How can I do with XPath:

//bookstore/book/title or //bookstore/city/zipcode/title

Just //title won't work because I also have //bookstore/magazine/title

p.s. I saw a lot of or examples but mainly with attributes or single node structure.

  • 5
    OR is inclusive of both sides. What you're looking for is the XOR operator. You're conflating the English usage of the word OR with logical operators. – Zoran Pavlovic Oct 21 '12 at 22:32
  • 10
    In this case it makes no difference whether you use or or xor as it's not possible to match both sides. – Dan Hulme Apr 18 '13 at 13:08

All title nodes with zipcode or book node as parent:

Version 1:


Version 2:

| improve this answer | |
  • 5
    "|" is not really an "OR operator" in XPath.It permits you to build a nodeset composed from substrees of a whole XML tree. "//book|//cd" means among all child nodes and descendant of the root node find all ones named 'book' then find also all named 'cd'. If in the descendance of the root node there are only book nodes,your node-set will contain book nodes only. If in the descendance of the root node there are only cd nodes,your node-set will contain cd nodes only. If in the descendance of the root node there are both book and cd nodes,your node-set will contain both book and cd nodes. – Stephan Mar 18 '11 at 16:03
  • 1
    Yes, i understood what "|" operator is. My initial question is about the OR operator. So, if there are books & cds it will find only books, if there are no books, but only cds, it will find cds. – user569008 Mar 18 '11 at 17:44
  • 19
    @user569008: | is the union set operator. – user357812 Mar 18 '11 at 19:35
  • 1
    So, there's no answer for my question / no OR operator in XPath for nodes? – user569008 Mar 19 '11 at 8:09
  • 3
    Logical operators (OR, XOR, AND) are the same in every programming language but natural language interprets them slightly different. It's best to remove ambiguity when discussing issues related to them. Furthermore, with XPath it's best not to think of your result as being a or b, but rather that it could be located by a or b. Logical or means it could be located by a or b or both. Logical xor (eXclusive OR) means it could be located by either a or b, but not both. Logical and means it could be located by both a and b. – neXus Nov 24 '17 at 14:17

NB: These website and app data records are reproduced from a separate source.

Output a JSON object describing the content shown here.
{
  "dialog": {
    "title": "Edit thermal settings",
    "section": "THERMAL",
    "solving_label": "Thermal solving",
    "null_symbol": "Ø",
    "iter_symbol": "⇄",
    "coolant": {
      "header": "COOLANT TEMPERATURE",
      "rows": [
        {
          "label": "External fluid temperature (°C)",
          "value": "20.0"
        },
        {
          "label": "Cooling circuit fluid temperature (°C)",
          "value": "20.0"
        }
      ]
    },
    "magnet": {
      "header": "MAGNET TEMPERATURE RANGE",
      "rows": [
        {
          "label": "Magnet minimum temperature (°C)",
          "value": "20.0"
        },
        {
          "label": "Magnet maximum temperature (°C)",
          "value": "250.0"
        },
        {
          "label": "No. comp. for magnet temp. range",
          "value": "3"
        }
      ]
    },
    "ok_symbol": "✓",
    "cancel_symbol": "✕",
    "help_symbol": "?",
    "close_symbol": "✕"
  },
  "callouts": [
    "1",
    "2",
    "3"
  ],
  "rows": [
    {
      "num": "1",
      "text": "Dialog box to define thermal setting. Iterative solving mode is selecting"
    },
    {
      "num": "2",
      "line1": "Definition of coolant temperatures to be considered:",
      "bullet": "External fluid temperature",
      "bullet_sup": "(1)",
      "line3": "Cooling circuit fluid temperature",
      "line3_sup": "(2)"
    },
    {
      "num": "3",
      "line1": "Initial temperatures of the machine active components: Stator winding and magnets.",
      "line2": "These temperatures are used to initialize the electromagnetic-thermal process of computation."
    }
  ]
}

If you want to select only one of two nodes with union operator, you can use this solution: (//bookstore/book/title | //bookstore/city/zipcode/title)[1]

| improve this answer | |
  • really the ( and )[1] means to select only one of the two?!?! – oldboy Jul 9 '18 at 2:25
  • @Anthony Yes, it will select one of the two, if both nodes exists, or it will select the only one that exists. – azurkin Jul 10 '18 at 7:57
  • okay, i misinterpreted your statement. it operates like any other "or" operator, so that if the first condition returns true, then the second is bypassed, yeah? – oldboy Jul 10 '18 at 21:07
  • @Anthony No. There are no conditions here. There are nodes. And "|" - is a nodes union operator. It creates a nodeset from specified paths, and does not guarantee nodes order. If node with specified path does not exists, it's simply missing in a nodeset. Then, "[1]" construct get first node from a nodeset. – azurkin Jul 11 '18 at 10:37
  • my point is that it functions similarly to an or or in other languages an | operator, so that if both nodes existed, it would always return the first node? – oldboy Jul 11 '18 at 16:47

It the element has two xpath. Then you can write two xpaths like below:

xpath1 | xpath2


//input[@name="username"] | //input[@id="wm_login-username"]
| improve this answer | |

Your Answer

By clicking “Post Your Answer”, you agree to our terms of service, privacy policy and cookie policy

Not the answer you're looking for? Browse other questions tagged or ask your own question.